*** Opening of Data shown ***

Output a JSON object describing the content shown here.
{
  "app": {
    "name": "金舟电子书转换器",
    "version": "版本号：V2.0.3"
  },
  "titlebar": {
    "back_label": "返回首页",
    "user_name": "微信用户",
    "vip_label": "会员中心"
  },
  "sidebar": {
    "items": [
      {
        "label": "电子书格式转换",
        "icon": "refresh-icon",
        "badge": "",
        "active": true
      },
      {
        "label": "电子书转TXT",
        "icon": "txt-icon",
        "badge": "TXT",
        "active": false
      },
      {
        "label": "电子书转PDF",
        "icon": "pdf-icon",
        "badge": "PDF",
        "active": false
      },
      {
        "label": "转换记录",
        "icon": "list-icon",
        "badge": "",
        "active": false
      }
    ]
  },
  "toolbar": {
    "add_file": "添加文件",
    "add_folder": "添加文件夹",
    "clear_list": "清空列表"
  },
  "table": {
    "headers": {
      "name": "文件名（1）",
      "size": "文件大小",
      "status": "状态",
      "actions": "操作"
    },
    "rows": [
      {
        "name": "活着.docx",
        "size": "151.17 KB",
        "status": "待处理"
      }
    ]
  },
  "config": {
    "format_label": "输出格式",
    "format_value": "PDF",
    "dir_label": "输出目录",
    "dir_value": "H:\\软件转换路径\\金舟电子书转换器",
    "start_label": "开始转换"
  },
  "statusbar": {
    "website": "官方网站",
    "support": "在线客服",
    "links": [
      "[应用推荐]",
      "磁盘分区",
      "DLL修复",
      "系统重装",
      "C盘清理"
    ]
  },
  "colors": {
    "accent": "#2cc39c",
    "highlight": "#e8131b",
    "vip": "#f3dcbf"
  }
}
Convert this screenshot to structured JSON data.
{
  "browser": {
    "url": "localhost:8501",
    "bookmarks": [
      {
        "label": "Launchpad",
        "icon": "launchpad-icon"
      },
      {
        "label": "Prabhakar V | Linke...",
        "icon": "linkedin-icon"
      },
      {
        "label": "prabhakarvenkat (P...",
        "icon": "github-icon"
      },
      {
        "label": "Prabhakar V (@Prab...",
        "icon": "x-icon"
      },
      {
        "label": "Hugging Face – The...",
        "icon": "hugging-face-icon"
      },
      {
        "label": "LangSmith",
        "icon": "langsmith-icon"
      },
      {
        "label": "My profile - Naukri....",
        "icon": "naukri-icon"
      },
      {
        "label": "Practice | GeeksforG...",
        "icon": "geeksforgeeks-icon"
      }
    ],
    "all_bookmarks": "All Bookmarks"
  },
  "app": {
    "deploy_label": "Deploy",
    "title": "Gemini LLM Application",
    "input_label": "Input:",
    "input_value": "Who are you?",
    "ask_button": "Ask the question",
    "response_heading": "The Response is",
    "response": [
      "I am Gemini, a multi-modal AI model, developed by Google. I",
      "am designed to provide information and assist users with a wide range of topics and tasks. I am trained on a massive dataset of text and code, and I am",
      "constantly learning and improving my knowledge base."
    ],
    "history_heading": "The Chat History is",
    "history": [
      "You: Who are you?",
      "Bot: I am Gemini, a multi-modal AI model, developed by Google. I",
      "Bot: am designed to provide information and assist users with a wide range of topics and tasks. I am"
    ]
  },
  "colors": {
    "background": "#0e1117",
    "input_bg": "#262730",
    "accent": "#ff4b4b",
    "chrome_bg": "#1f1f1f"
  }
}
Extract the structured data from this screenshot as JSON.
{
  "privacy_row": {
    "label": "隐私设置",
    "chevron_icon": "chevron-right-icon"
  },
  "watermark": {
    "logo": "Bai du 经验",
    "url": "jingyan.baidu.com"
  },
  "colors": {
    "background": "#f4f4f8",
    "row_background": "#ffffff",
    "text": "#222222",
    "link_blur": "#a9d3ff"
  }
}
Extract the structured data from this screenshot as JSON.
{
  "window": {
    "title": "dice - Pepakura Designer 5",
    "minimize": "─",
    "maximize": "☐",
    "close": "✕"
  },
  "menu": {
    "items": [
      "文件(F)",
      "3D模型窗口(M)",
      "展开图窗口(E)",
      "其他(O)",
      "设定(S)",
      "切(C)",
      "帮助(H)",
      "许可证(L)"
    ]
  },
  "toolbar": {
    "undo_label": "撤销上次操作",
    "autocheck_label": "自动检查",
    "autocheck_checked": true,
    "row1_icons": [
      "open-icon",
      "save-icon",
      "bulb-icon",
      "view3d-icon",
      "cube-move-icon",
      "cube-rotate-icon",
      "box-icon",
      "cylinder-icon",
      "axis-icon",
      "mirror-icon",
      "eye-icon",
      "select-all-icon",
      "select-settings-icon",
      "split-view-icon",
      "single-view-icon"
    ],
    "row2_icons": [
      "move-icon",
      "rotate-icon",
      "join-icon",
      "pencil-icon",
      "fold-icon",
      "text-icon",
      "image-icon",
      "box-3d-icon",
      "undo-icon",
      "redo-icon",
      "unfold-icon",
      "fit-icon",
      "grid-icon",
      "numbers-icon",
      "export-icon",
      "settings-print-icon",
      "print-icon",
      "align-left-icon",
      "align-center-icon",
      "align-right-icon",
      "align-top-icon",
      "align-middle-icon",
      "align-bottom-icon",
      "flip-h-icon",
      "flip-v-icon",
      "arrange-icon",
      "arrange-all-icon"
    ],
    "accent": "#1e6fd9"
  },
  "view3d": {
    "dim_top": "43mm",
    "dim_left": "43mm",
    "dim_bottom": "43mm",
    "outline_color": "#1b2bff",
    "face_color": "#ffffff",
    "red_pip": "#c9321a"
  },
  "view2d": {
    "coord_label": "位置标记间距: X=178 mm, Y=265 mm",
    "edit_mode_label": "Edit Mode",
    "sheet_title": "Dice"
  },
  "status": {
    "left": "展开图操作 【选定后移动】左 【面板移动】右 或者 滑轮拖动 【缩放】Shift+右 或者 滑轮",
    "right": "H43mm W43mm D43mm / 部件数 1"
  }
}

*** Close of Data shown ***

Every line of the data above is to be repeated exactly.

Your solution —
Output a JSON object describing the content shown here.
{
  "app": {
    "name": "金舟电子书转换器",
    "version": "版本号：V2.0.3"
  },
  "titlebar": {
    "back_label": "返回首页",
    "user_name": "微信用户",
    "vip_label": "会员中心"
  },
  "sidebar": {
    "items": [
      {
        "label": "电子书格式转换",
        "icon": "refresh-icon",
        "badge": "",
        "active": true
      },
      {
        "label": "电子书转TXT",
        "icon": "txt-icon",
        "badge": "TXT",
        "active": false
      },
      {
        "label": "电子书转PDF",
        "icon": "pdf-icon",
        "badge": "PDF",
        "active": false
      },
      {
        "label": "转换记录",
        "icon": "list-icon",
        "badge": "",
        "active": false
      }
    ]
  },
  "toolbar": {
    "add_file": "添加文件",
    "add_folder": "添加文件夹",
    "clear_list": "清空列表"
  },
  "table": {
    "headers": {
      "name": "文件名（1）",
      "size": "文件大小",
      "status": "状态",
      "actions": "操作"
    },
    "rows": [
      {
        "name": "活着.docx",
        "size": "151.17 KB",
        "status": "待处理"
      }
    ]
  },
  "config": {
    "format_label": "输出格式",
    "format_value": "PDF",
    "dir_label": "输出目录",
    "dir_value": "H:\\软件转换路径\\金舟电子书转换器",
    "start_label": "开始转换"
  },
  "statusbar": {
    "website": "官方网站",
    "support": "在线客服",
    "links": [
      "[应用推荐]",
      "磁盘分区",
      "DLL修复",
      "系统重装",
      "C盘清理"
    ]
  },
  "colors": {
    "accent": "#2cc39c",
    "highlight": "#e8131b",
    "vip": "#f3dcbf"
  }
}
Convert this screenshot to structured JSON data.
{
  "browser": {
    "url": "localhost:8501",
    "bookmarks": [
      {
        "label": "Launchpad",
        "icon": "launchpad-icon"
      },
      {
        "label": "Prabhakar V | Linke...",
        "icon": "linkedin-icon"
      },
      {
        "label": "prabhakarvenkat (P...",
        "icon": "github-icon"
      },
      {
        "label": "Prabhakar V (@Prab...",
        "icon": "x-icon"
      },
      {
        "label": "Hugging Face – The...",
        "icon": "hugging-face-icon"
      },
      {
        "label": "LangSmith",
        "icon": "langsmith-icon"
      },
      {
        "label": "My profile - Naukri....",
        "icon": "naukri-icon"
      },
      {
        "label": "Practice | GeeksforG...",
        "icon": "geeksforgeeks-icon"
      }
    ],
    "all_bookmarks": "All Bookmarks"
  },
  "app": {
    "deploy_label": "Deploy",
    "title": "Gemini LLM Application",
    "input_label": "Input:",
    "input_value": "Who are you?",
    "ask_button": "Ask the question",
    "response_heading": "The Response is",
    "response": [
      "I am Gemini, a multi-modal AI model, developed by Google. I",
      "am designed to provide information and assist users with a wide range of topics and tasks. I am trained on a massive dataset of text and code, and I am",
      "constantly learning and improving my knowledge base."
    ],
    "history_heading": "The Chat History is",
    "history": [
      "You: Who are you?",
      "Bot: I am Gemini, a multi-modal AI model, developed by Google. I",
      "Bot: am designed to provide information and assist users with a wide range of topics and tasks. I am"
    ]
  },
  "colors": {
    "background": "#0e1117",
    "input_bg": "#262730",
    "accent": "#ff4b4b",
    "chrome_bg": "#1f1f1f"
  }
}
Extract the structured data from this screenshot as JSON.
{
  "privacy_row": {
    "label": "隐私设置",
    "chevron_icon": "chevron-right-icon"
  },
  "watermark": {
    "logo": "Bai du 经验",
    "url": "jingyan.baidu.com"
  },
  "colors": {
    "background": "#f4f4f8",
    "row_background": "#ffffff",
    "text": "#222222",
    "link_blur": "#a9d3ff"
  }
}
Extract the structured data from this screenshot as JSON.
{
  "window": {
    "title": "dice - Pepakura Designer 5",
    "minimize": "─",
    "maximize": "☐",
    "close": "✕"
  },
  "menu": {
    "items": [
      "文件(F)",
      "3D模型窗口(M)",
      "展开图窗口(E)",
      "其他(O)",
      "设定(S)",
      "切(C)",
      "帮助(H)",
      "许可证(L)"
    ]
  },
  "toolbar": {
    "undo_label": "撤销上次操作",
    "autocheck_label": "自动检查",
    "autocheck_checked": true,
    "row1_icons": [
      "open-icon",
      "save-icon",
      "bulb-icon",
      "view3d-icon",
      "cube-move-icon",
      "cube-rotate-icon",
      "box-icon",
      "cylinder-icon",
      "axis-icon",
      "mirror-icon",
      "eye-icon",
      "select-all-icon",
      "select-settings-icon",
      "split-view-icon",
      "single-view-icon"
    ],
    "row2_icons": [
      "move-icon",
      "rotate-icon",
      "join-icon",
      "pencil-icon",
      "fold-icon",
      "text-icon",
      "image-icon",
      "box-3d-icon",
      "undo-icon",
      "redo-icon",
      "unfold-icon",
      "fit-icon",
      "grid-icon",
      "numbers-icon",
      "export-icon",
      "settings-print-icon",
      "print-icon",
      "align-left-icon",
      "align-center-icon",
      "align-right-icon",
      "align-top-icon",
      "align-middle-icon",
      "align-bottom-icon",
      "flip-h-icon",
      "flip-v-icon",
      "arrange-icon",
      "arrange-all-icon"
    ],
    "accent": "#1e6fd9"
  },
  "view3d": {
    "dim_top": "43mm",
    "dim_left": "43mm",
    "dim_bottom": "43mm",
    "outline_color": "#1b2bff",
    "face_color": "#ffffff",
    "red_pip": "#c9321a"
  },
  "view2d": {
    "coord_label": "位置标记间距: X=178 mm, Y=265 mm",
    "edit_mode_label": "Edit Mode",
    "sheet_title": "Dice"
  },
  "status": {
    "left": "展开图操作 【选定后移动】左 【面板移动】右 或者 滑轮拖动 【缩放】Shift+右 或者 滑轮",
    "right": "H43mm W43mm D43mm / 部件数 1"
  }
}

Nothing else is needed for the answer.